◆ **TASK OBJECTIVE**
From the entries below, please gather each line containing the string "cube".

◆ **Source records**
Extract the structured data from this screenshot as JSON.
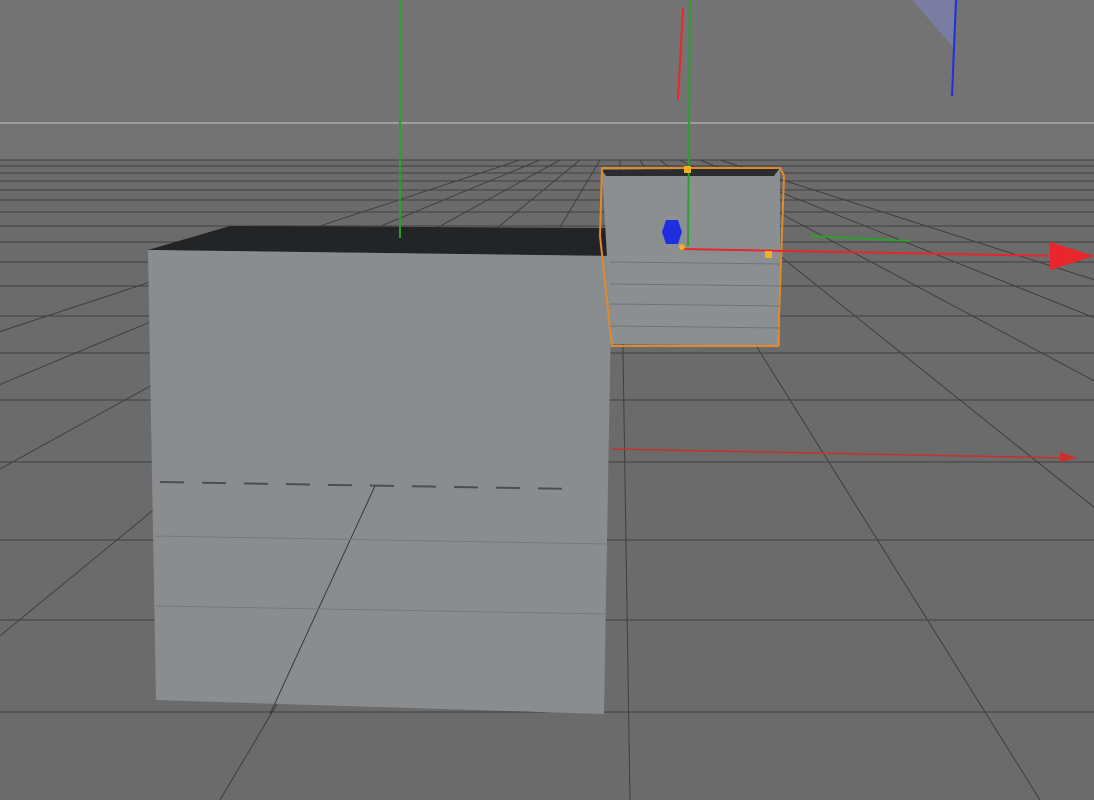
{
  "viewport": {
    "background_color": "#6b6b6b",
    "horizon_color": "#9b9b9b",
    "grid_color": "#3a3a3a"
  },
  "scene": {
    "objects": [
      {
        "id": "cube-large",
        "kind": "cube",
        "selected": false,
        "face_color": "#8a8d90",
        "top_color": "#222426"
      },
      {
        "id": "cube-selected",
        "kind": "cube",
        "selected": true,
        "face_color": "#8c8f92",
        "top_color": "#2a2c2e",
        "outline_color": "#e08a2e"
      }
    ]
  },
  "gizmo": {
    "x_axis_color": "#e8262b",
    "y_axis_color": "#2ca02c",
    "z_axis_color": "#1f2fe0",
    "handle_color": "#f2b01e"
  }
}
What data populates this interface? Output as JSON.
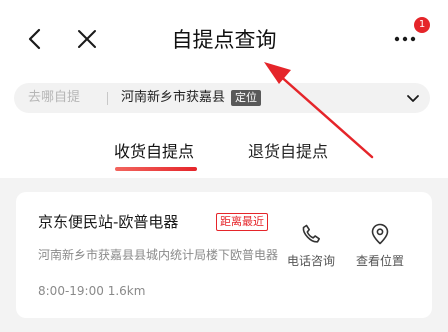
{
  "header": {
    "title": "自提点查询",
    "notification_count": "1",
    "icons": {
      "back": "chevron-left-icon",
      "close": "close-icon",
      "more": "more-dots-icon"
    }
  },
  "location_bar": {
    "placeholder": "去哪自提",
    "address": "河南新乡市获嘉县",
    "locate_label": "定位"
  },
  "tabs": [
    {
      "label": "收货自提点",
      "active": true
    },
    {
      "label": "退货自提点",
      "active": false
    }
  ],
  "stations": [
    {
      "name": "京东便民站-欧普电器",
      "tag": "距离最近",
      "address": "河南新乡市获嘉县县城内统计局楼下欧普电器",
      "hours": "8:00-19:00",
      "distance": "1.6km",
      "actions": {
        "call": "电话咨询",
        "map": "查看位置"
      }
    }
  ],
  "colors": {
    "accent": "#e5252a",
    "muted_text": "#8a8a8a",
    "list_background": "#f3f3f3",
    "annotation_arrow": "#e5252a"
  }
}
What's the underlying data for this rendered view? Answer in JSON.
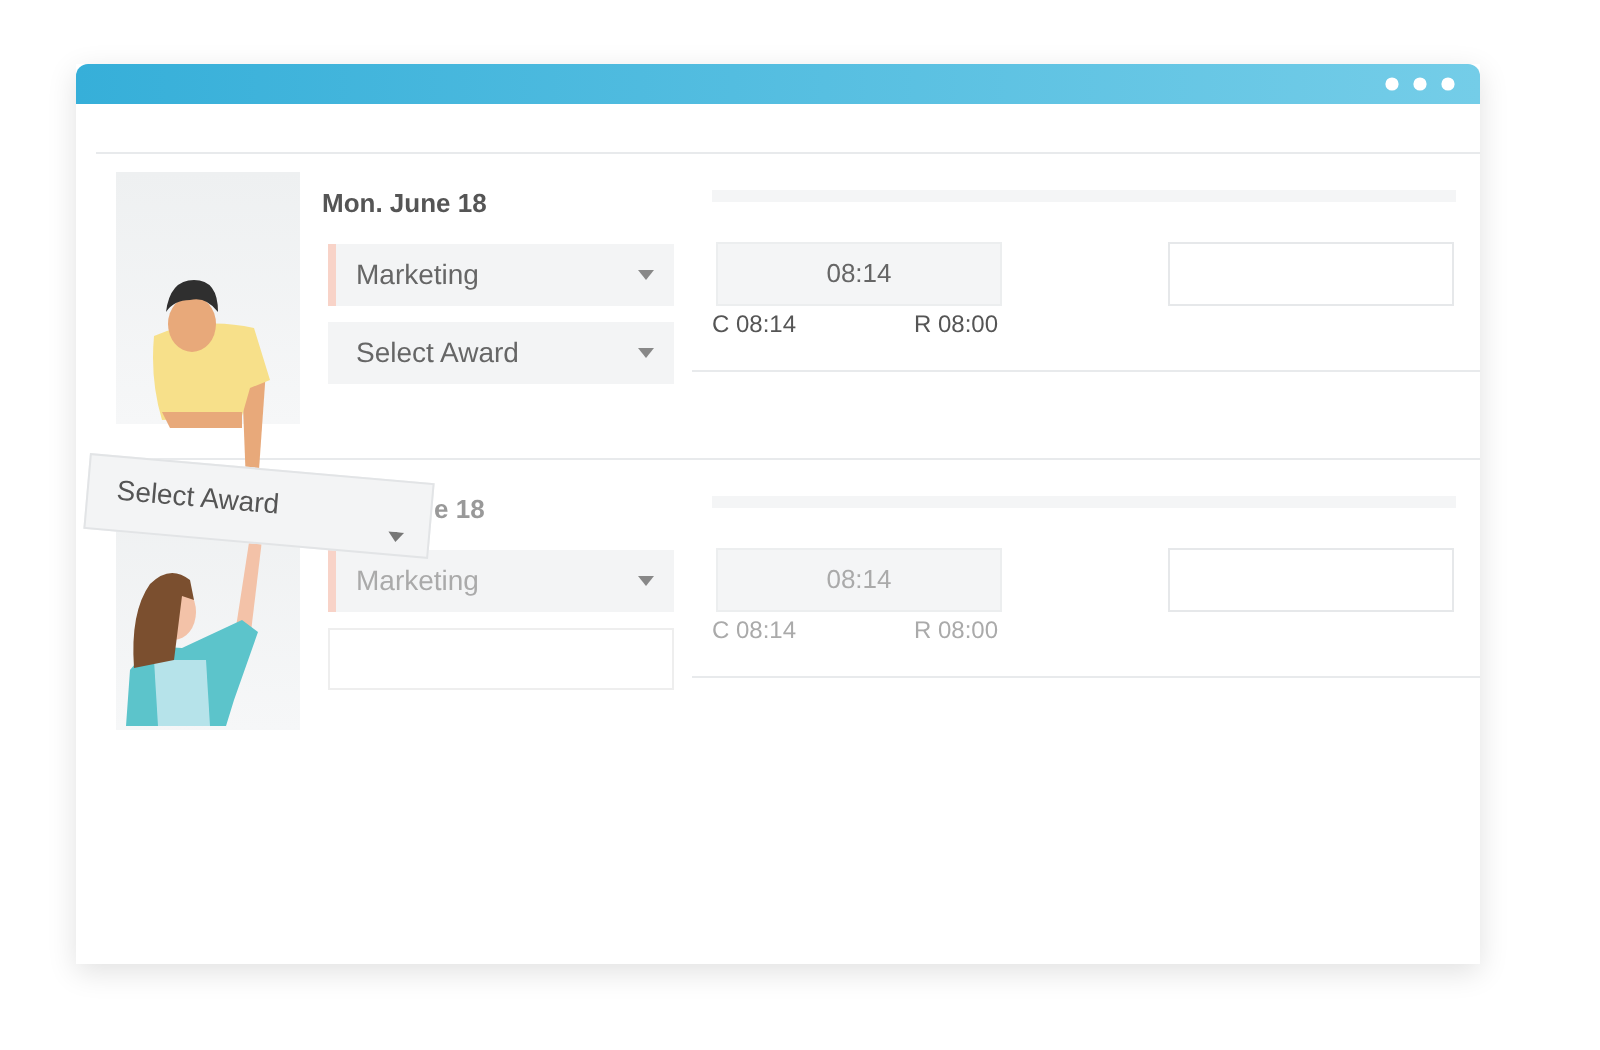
{
  "rows": [
    {
      "date": "Mon. June 18",
      "faded": false,
      "department": "Marketing",
      "award": {
        "kind": "select",
        "value": "Select Award"
      },
      "time": "08:14",
      "clock": "C 08:14",
      "rostered": "R 08:00"
    },
    {
      "date": "e 18",
      "faded": true,
      "department": "Marketing",
      "award": {
        "kind": "empty"
      },
      "time": "08:14",
      "clock": "C 08:14",
      "rostered": "R 08:00"
    }
  ],
  "floating_dropdown": {
    "value": "Select Award"
  }
}
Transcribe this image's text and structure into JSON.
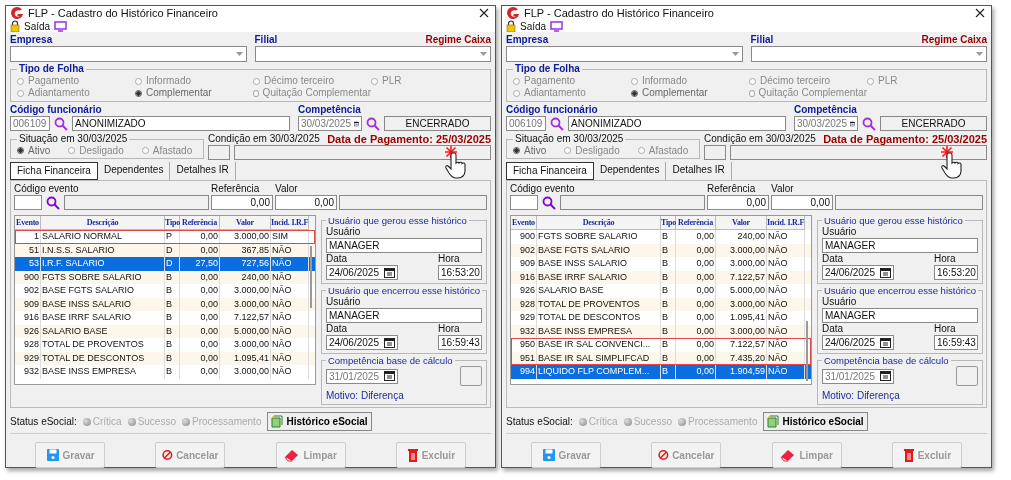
{
  "windows": [
    {
      "title": "FLP - Cadastro do Histórico Financeiro",
      "exit_label": "Saída",
      "empresa_label": "Empresa",
      "filial_label": "Filial",
      "regime": "Regime Caixa",
      "tipo_folha": {
        "title": "Tipo de Folha",
        "options": [
          {
            "label": "Pagamento",
            "selected": false
          },
          {
            "label": "Informado",
            "selected": false
          },
          {
            "label": "Décimo terceiro",
            "selected": false
          },
          {
            "label": "PLR",
            "selected": false
          },
          {
            "label": "Adiantamento",
            "selected": false
          },
          {
            "label": "Complementar",
            "selected": true
          },
          {
            "label": "Quitação Complementar",
            "selected": false
          }
        ]
      },
      "funcionario": {
        "label": "Código funcionário",
        "code": "006109",
        "name": "ANONIMIZADO"
      },
      "competencia": {
        "label": "Competência",
        "date": "30/03/2025",
        "status": "ENCERRADO"
      },
      "situacao": {
        "title": "Situação em  30/03/2025",
        "options": [
          {
            "label": "Ativo",
            "selected": true
          },
          {
            "label": "Desligado",
            "selected": false
          },
          {
            "label": "Afastado",
            "selected": false
          }
        ]
      },
      "condicao_label": "Condição em 30/03/2025",
      "data_pagamento": "Data de Pagamento: 25/03/2025",
      "tabs": [
        {
          "label": "Ficha Financeira",
          "selected": true
        },
        {
          "label": "Dependentes",
          "selected": false
        },
        {
          "label": "Detalhes IR",
          "selected": false
        }
      ],
      "evento": {
        "label": "Código evento",
        "referencia_label": "Referência",
        "valor_label": "Valor",
        "referencia": "0,00",
        "valor": "0,00"
      },
      "grid": {
        "columns": [
          "Evento",
          "Descrição",
          "Tipo",
          "Referência",
          "Valor",
          "Incid. I.R.F"
        ],
        "rows": [
          {
            "evento": "1",
            "descricao": "SALARIO NORMAL",
            "tipo": "P",
            "referencia": "0,00",
            "valor": "3.000,00",
            "incid": "SIM",
            "selected": false,
            "highlighted": true
          },
          {
            "evento": "51",
            "descricao": "I.N.S.S. SALARIO",
            "tipo": "D",
            "referencia": "0,00",
            "valor": "367,85",
            "incid": "NÃO",
            "selected": false,
            "highlighted": false
          },
          {
            "evento": "53",
            "descricao": "I.R.F. SALARIO",
            "tipo": "D",
            "referencia": "27,50",
            "valor": "727,56",
            "incid": "NÃO",
            "selected": true,
            "highlighted": false
          },
          {
            "evento": "900",
            "descricao": "FGTS SOBRE SALARIO",
            "tipo": "B",
            "referencia": "0,00",
            "valor": "240,00",
            "incid": "NÃO",
            "selected": false,
            "highlighted": false
          },
          {
            "evento": "902",
            "descricao": "BASE FGTS SALARIO",
            "tipo": "B",
            "referencia": "0,00",
            "valor": "3.000,00",
            "incid": "NÃO",
            "selected": false,
            "highlighted": false
          },
          {
            "evento": "909",
            "descricao": "BASE INSS SALARIO",
            "tipo": "B",
            "referencia": "0,00",
            "valor": "3.000,00",
            "incid": "NÃO",
            "selected": false,
            "highlighted": false
          },
          {
            "evento": "916",
            "descricao": "BASE IRRF SALARIO",
            "tipo": "B",
            "referencia": "0,00",
            "valor": "7.122,57",
            "incid": "NÃO",
            "selected": false,
            "highlighted": false
          },
          {
            "evento": "926",
            "descricao": "SALARIO BASE",
            "tipo": "B",
            "referencia": "0,00",
            "valor": "5.000,00",
            "incid": "NÃO",
            "selected": false,
            "highlighted": false
          },
          {
            "evento": "928",
            "descricao": "TOTAL DE PROVENTOS",
            "tipo": "B",
            "referencia": "0,00",
            "valor": "3.000,00",
            "incid": "NÃO",
            "selected": false,
            "highlighted": false
          },
          {
            "evento": "929",
            "descricao": "TOTAL DE DESCONTOS",
            "tipo": "B",
            "referencia": "0,00",
            "valor": "1.095,41",
            "incid": "NÃO",
            "selected": false,
            "highlighted": false
          },
          {
            "evento": "932",
            "descricao": "BASE INSS EMPRESA",
            "tipo": "B",
            "referencia": "0,00",
            "valor": "3.000,00",
            "incid": "NÃO",
            "selected": false,
            "highlighted": false
          }
        ]
      },
      "gerou": {
        "title": "Usuário que gerou esse histórico",
        "usuario_label": "Usuário",
        "usuario": "MANAGER",
        "data_label": "Data",
        "data": "24/06/2025",
        "hora_label": "Hora",
        "hora": "16:53:20"
      },
      "encerrou": {
        "title": "Usuário que encerrou esse histórico",
        "usuario_label": "Usuário",
        "usuario": "MANAGER",
        "data_label": "Data",
        "data": "24/06/2025",
        "hora_label": "Hora",
        "hora": "16:59:43"
      },
      "competencia_base": {
        "title": "Competência base de cálculo",
        "date": "31/01/2025"
      },
      "motivo": "Motivo: Diferença",
      "esocial": {
        "label": "Status eSocial:",
        "options": [
          "Crítica",
          "Sucesso",
          "Processamento"
        ],
        "button": "Histórico eSocial"
      },
      "buttons": [
        {
          "label": "Gravar",
          "kind": "save"
        },
        {
          "label": "Cancelar",
          "kind": "cancel"
        },
        {
          "label": "Limpar",
          "kind": "clear"
        },
        {
          "label": "Excluir",
          "kind": "delete"
        }
      ]
    },
    {
      "title": "FLP - Cadastro do Histórico Financeiro",
      "exit_label": "Saída",
      "empresa_label": "Empresa",
      "filial_label": "Filial",
      "regime": "Regime Caixa",
      "tipo_folha": {
        "title": "Tipo de Folha",
        "options": [
          {
            "label": "Pagamento",
            "selected": false
          },
          {
            "label": "Informado",
            "selected": false
          },
          {
            "label": "Décimo terceiro",
            "selected": false
          },
          {
            "label": "PLR",
            "selected": false
          },
          {
            "label": "Adiantamento",
            "selected": false
          },
          {
            "label": "Complementar",
            "selected": true
          },
          {
            "label": "Quitação Complementar",
            "selected": false
          }
        ]
      },
      "funcionario": {
        "label": "Código funcionário",
        "code": "006109",
        "name": "ANONIMIZADO"
      },
      "competencia": {
        "label": "Competência",
        "date": "30/03/2025",
        "status": "ENCERRADO"
      },
      "situacao": {
        "title": "Situação em  30/03/2025",
        "options": [
          {
            "label": "Ativo",
            "selected": true
          },
          {
            "label": "Desligado",
            "selected": false
          },
          {
            "label": "Afastado",
            "selected": false
          }
        ]
      },
      "condicao_label": "Condição em 30/03/2025",
      "data_pagamento": "Data de Pagamento: 25/03/2025",
      "tabs": [
        {
          "label": "Ficha Financeira",
          "selected": true
        },
        {
          "label": "Dependentes",
          "selected": false
        },
        {
          "label": "Detalhes IR",
          "selected": false
        }
      ],
      "evento": {
        "label": "Código evento",
        "referencia_label": "Referência",
        "valor_label": "Valor",
        "referencia": "0,00",
        "valor": "0,00"
      },
      "grid": {
        "columns": [
          "Evento",
          "Descrição",
          "Tipo",
          "Referência",
          "Valor",
          "Incid. I.R.F"
        ],
        "rows": [
          {
            "evento": "900",
            "descricao": "FGTS SOBRE SALARIO",
            "tipo": "B",
            "referencia": "0,00",
            "valor": "240,00",
            "incid": "NÃO",
            "selected": false,
            "highlighted": false
          },
          {
            "evento": "902",
            "descricao": "BASE FGTS SALARIO",
            "tipo": "B",
            "referencia": "0,00",
            "valor": "3.000,00",
            "incid": "NÃO",
            "selected": false,
            "highlighted": false
          },
          {
            "evento": "909",
            "descricao": "BASE INSS SALARIO",
            "tipo": "B",
            "referencia": "0,00",
            "valor": "3.000,00",
            "incid": "NÃO",
            "selected": false,
            "highlighted": false
          },
          {
            "evento": "916",
            "descricao": "BASE IRRF SALARIO",
            "tipo": "B",
            "referencia": "0,00",
            "valor": "7.122,57",
            "incid": "NÃO",
            "selected": false,
            "highlighted": false
          },
          {
            "evento": "926",
            "descricao": "SALARIO BASE",
            "tipo": "B",
            "referencia": "0,00",
            "valor": "5.000,00",
            "incid": "NÃO",
            "selected": false,
            "highlighted": false
          },
          {
            "evento": "928",
            "descricao": "TOTAL DE PROVENTOS",
            "tipo": "B",
            "referencia": "0,00",
            "valor": "3.000,00",
            "incid": "NÃO",
            "selected": false,
            "highlighted": false
          },
          {
            "evento": "929",
            "descricao": "TOTAL DE DESCONTOS",
            "tipo": "B",
            "referencia": "0,00",
            "valor": "1.095,41",
            "incid": "NÃO",
            "selected": false,
            "highlighted": false
          },
          {
            "evento": "932",
            "descricao": "BASE INSS EMPRESA",
            "tipo": "B",
            "referencia": "0,00",
            "valor": "3.000,00",
            "incid": "NÃO",
            "selected": false,
            "highlighted": false
          },
          {
            "evento": "950",
            "descricao": "BASE IR SAL CONVENCI...",
            "tipo": "B",
            "referencia": "0,00",
            "valor": "7.122,57",
            "incid": "NÃO",
            "selected": false,
            "highlighted": true
          },
          {
            "evento": "951",
            "descricao": "BASE IR SAL SIMPLIFCAD",
            "tipo": "B",
            "referencia": "0,00",
            "valor": "7.435,20",
            "incid": "NÃO",
            "selected": false,
            "highlighted": true
          },
          {
            "evento": "994",
            "descricao": "LIQUIDO FLP COMPLEM...",
            "tipo": "B",
            "referencia": "0,00",
            "valor": "1.904,59",
            "incid": "NÃO",
            "selected": true,
            "highlighted": false
          }
        ]
      },
      "gerou": {
        "title": "Usuário que gerou esse histórico",
        "usuario_label": "Usuário",
        "usuario": "MANAGER",
        "data_label": "Data",
        "data": "24/06/2025",
        "hora_label": "Hora",
        "hora": "16:53:20"
      },
      "encerrou": {
        "title": "Usuário que encerrou esse histórico",
        "usuario_label": "Usuário",
        "usuario": "MANAGER",
        "data_label": "Data",
        "data": "24/06/2025",
        "hora_label": "Hora",
        "hora": "16:59:43"
      },
      "competencia_base": {
        "title": "Competência base de cálculo",
        "date": "31/01/2025"
      },
      "motivo": "Motivo: Diferença",
      "esocial": {
        "label": "Status eSocial:",
        "options": [
          "Crítica",
          "Sucesso",
          "Processamento"
        ],
        "button": "Histórico eSocial"
      },
      "buttons": [
        {
          "label": "Gravar",
          "kind": "save"
        },
        {
          "label": "Cancelar",
          "kind": "cancel"
        },
        {
          "label": "Limpar",
          "kind": "clear"
        },
        {
          "label": "Excluir",
          "kind": "delete"
        }
      ]
    }
  ]
}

◆ **RESPONSE TO THE TASK**
        "id": "cube-large",
        "kind": "cube",
        "id": "cube-selected",
        "kind": "cube",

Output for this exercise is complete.